[Opening GIVEN DATA section]

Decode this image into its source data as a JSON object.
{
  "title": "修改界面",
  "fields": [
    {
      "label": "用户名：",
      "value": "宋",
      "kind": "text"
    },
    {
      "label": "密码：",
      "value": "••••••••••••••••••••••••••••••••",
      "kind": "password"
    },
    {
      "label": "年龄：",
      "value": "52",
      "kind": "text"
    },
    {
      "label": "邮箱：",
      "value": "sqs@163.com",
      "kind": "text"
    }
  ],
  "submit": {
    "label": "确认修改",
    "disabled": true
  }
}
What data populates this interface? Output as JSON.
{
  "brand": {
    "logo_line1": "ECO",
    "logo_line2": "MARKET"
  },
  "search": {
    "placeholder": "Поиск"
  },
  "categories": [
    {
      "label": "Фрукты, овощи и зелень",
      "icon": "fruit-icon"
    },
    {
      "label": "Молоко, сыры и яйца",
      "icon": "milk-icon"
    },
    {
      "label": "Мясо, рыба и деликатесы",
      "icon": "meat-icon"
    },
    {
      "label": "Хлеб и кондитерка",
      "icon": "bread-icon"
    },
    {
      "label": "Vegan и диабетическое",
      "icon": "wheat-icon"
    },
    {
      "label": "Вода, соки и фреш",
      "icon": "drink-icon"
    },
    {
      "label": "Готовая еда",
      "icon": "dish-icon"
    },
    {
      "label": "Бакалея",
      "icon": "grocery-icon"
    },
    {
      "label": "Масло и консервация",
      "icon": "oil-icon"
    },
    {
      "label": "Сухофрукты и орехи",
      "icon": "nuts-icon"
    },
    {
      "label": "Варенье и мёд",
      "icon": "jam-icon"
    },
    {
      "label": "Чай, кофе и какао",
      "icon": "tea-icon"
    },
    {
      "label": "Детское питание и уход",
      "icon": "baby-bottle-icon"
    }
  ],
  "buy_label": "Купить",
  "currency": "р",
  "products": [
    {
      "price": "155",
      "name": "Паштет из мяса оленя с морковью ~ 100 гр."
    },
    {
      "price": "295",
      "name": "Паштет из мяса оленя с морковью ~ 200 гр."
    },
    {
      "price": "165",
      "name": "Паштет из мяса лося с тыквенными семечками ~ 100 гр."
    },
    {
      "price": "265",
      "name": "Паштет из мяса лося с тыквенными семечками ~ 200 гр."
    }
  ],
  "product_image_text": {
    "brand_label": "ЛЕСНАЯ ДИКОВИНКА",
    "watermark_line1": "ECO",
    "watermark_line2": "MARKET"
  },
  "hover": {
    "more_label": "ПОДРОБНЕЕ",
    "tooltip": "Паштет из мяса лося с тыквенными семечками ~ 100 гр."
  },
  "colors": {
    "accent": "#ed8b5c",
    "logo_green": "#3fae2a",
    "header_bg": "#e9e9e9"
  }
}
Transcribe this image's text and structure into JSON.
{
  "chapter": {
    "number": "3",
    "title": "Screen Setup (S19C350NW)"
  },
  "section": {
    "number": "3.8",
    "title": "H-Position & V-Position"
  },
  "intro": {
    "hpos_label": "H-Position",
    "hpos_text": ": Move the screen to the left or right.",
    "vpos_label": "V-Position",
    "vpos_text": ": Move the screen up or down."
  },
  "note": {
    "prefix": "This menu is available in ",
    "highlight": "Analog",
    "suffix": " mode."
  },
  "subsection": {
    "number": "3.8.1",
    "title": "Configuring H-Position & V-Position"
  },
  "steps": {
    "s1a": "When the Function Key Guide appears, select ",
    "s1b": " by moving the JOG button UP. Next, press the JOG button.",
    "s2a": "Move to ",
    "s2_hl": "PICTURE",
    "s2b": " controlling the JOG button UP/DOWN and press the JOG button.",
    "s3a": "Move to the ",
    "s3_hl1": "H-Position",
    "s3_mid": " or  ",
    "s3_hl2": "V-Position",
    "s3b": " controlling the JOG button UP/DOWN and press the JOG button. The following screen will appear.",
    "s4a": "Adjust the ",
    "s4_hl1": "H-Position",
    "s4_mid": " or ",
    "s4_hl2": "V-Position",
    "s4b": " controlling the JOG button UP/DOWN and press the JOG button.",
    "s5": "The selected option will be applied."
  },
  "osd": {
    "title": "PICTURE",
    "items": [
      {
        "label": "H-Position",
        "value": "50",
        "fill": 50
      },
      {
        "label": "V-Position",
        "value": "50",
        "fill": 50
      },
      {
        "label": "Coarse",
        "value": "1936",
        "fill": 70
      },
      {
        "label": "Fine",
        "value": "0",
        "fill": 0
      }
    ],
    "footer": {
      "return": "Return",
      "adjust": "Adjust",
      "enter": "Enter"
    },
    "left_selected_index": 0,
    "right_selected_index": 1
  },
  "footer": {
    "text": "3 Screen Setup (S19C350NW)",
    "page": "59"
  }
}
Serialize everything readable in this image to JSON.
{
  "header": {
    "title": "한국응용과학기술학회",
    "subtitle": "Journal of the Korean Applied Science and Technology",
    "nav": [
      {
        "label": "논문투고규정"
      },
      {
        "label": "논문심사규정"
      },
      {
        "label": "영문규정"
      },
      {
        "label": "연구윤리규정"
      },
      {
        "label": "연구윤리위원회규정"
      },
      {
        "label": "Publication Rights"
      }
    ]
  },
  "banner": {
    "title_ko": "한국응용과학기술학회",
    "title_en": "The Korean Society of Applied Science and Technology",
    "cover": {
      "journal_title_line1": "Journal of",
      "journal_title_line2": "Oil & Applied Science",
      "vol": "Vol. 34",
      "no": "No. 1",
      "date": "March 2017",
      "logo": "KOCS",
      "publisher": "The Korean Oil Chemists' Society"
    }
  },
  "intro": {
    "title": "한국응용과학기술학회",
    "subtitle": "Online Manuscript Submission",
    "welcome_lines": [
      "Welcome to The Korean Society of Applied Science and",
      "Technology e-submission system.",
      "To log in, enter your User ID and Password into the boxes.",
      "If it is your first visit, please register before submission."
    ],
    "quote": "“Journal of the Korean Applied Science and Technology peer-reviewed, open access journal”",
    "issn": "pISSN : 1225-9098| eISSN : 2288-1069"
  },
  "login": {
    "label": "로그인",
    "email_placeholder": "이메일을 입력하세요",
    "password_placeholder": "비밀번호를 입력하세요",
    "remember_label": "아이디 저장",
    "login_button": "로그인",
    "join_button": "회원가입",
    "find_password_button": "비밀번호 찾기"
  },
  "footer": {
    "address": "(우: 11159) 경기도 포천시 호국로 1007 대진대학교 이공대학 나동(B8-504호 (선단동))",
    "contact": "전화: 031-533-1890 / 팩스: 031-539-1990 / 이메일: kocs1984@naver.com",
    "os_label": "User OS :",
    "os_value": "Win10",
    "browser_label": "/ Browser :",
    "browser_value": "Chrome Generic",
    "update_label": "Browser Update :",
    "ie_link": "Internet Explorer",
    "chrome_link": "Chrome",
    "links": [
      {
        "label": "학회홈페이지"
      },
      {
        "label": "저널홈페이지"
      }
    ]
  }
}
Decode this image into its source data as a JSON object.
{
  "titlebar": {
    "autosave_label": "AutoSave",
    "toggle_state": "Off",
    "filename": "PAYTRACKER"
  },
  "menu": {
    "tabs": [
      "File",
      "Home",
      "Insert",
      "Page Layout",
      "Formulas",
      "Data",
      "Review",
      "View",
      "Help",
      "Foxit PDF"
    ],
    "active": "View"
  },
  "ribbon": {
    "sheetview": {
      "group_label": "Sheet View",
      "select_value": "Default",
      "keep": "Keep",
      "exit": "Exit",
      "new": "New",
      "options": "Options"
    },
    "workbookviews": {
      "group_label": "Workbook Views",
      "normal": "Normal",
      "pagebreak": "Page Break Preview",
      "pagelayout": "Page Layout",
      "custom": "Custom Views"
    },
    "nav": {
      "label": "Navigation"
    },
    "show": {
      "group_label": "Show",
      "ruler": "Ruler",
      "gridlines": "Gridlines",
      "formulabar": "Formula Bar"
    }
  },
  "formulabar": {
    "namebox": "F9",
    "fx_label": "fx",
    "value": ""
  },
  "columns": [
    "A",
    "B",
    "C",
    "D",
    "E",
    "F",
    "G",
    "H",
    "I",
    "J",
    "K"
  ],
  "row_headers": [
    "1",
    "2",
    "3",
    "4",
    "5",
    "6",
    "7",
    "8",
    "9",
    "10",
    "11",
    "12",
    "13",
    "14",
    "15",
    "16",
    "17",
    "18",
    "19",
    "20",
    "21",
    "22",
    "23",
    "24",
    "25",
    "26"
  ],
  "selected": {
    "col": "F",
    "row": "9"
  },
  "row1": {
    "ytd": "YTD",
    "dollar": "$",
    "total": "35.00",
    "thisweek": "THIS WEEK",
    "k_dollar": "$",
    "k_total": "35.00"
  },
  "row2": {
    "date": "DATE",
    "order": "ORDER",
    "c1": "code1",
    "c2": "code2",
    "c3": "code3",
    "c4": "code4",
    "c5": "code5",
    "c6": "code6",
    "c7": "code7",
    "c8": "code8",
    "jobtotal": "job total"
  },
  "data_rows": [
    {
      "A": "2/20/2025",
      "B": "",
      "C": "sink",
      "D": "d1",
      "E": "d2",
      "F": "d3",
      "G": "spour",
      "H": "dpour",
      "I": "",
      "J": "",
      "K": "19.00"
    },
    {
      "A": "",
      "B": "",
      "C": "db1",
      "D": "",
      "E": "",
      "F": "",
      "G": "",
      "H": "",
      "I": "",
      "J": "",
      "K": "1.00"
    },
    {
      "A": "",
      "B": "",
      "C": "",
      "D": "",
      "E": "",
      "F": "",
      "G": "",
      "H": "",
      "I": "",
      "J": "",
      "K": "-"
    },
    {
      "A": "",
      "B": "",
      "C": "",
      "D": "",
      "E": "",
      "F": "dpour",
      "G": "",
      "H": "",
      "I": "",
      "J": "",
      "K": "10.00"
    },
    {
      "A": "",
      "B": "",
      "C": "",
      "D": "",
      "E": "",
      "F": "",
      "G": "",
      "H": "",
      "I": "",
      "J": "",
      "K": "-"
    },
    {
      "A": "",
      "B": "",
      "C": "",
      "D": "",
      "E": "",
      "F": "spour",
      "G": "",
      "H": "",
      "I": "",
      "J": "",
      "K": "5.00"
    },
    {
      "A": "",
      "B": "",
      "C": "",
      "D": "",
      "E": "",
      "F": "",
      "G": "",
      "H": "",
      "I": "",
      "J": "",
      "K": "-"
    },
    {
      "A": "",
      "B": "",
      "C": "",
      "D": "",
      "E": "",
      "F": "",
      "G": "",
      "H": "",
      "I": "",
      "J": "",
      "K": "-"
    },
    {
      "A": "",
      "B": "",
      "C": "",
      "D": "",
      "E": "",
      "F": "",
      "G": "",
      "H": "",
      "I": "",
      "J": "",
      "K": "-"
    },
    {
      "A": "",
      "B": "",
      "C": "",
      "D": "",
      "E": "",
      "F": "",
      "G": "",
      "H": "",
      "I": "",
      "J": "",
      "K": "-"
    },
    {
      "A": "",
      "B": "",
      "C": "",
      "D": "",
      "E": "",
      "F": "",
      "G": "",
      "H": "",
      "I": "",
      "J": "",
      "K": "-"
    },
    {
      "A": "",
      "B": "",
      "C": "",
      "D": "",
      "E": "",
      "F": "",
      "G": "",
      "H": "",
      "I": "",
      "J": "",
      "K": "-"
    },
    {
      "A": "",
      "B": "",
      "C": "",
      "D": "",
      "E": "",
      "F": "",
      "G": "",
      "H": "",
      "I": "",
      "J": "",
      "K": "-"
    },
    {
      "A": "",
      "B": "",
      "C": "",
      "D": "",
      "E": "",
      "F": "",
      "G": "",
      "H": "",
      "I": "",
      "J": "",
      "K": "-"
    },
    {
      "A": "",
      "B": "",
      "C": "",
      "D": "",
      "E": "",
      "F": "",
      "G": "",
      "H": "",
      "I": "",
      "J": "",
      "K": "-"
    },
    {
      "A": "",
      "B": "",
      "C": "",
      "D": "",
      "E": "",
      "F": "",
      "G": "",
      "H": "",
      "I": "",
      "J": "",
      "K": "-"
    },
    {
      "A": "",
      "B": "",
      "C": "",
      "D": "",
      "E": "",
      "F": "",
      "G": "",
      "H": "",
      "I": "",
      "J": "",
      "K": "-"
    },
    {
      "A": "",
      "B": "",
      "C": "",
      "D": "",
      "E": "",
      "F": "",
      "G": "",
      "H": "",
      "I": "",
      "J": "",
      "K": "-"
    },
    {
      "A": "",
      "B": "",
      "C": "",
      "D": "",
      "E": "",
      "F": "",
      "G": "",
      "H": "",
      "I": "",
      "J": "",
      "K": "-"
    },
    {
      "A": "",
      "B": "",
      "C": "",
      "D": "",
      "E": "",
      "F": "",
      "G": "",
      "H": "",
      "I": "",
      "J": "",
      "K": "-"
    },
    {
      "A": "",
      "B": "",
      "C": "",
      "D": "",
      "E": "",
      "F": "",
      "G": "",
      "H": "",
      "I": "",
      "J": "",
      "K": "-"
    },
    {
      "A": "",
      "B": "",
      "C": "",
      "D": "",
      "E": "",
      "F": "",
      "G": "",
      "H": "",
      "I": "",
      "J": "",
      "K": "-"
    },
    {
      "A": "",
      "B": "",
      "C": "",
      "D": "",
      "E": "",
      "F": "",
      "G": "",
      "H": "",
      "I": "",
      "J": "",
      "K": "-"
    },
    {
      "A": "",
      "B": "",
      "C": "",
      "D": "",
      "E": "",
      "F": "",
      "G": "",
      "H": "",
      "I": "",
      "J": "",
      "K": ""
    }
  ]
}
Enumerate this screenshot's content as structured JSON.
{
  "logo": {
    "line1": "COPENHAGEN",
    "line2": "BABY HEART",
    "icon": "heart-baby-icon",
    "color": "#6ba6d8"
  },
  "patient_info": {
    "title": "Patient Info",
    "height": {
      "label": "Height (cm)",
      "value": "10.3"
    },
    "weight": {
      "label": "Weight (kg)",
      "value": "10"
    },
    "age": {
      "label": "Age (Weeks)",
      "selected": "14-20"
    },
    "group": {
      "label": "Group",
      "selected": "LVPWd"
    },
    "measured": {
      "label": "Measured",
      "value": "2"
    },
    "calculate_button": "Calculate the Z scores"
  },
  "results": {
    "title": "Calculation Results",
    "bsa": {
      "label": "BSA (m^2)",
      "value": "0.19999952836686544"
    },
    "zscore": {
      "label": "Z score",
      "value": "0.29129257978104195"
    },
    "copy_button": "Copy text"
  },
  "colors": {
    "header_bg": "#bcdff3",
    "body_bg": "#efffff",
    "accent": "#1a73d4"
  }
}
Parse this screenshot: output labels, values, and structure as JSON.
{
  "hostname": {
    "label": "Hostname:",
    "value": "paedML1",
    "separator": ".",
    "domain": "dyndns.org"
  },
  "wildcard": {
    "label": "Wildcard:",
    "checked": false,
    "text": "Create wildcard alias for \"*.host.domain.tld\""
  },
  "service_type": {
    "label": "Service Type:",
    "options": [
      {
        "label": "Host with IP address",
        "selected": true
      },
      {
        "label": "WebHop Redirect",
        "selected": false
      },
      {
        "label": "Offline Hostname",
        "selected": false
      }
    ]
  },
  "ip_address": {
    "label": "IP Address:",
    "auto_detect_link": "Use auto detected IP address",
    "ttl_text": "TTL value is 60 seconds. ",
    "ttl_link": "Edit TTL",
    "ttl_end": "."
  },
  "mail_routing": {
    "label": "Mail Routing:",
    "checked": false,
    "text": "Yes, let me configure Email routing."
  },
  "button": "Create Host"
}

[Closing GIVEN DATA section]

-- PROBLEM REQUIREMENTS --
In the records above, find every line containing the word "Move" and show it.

-- ANSWER SECTION --
    "hpos_text": ": Move the screen to the left or right.",
    "vpos_text": ": Move the screen up or down."
    "s2a": "Move to ",
    "s3a": "Move to the ",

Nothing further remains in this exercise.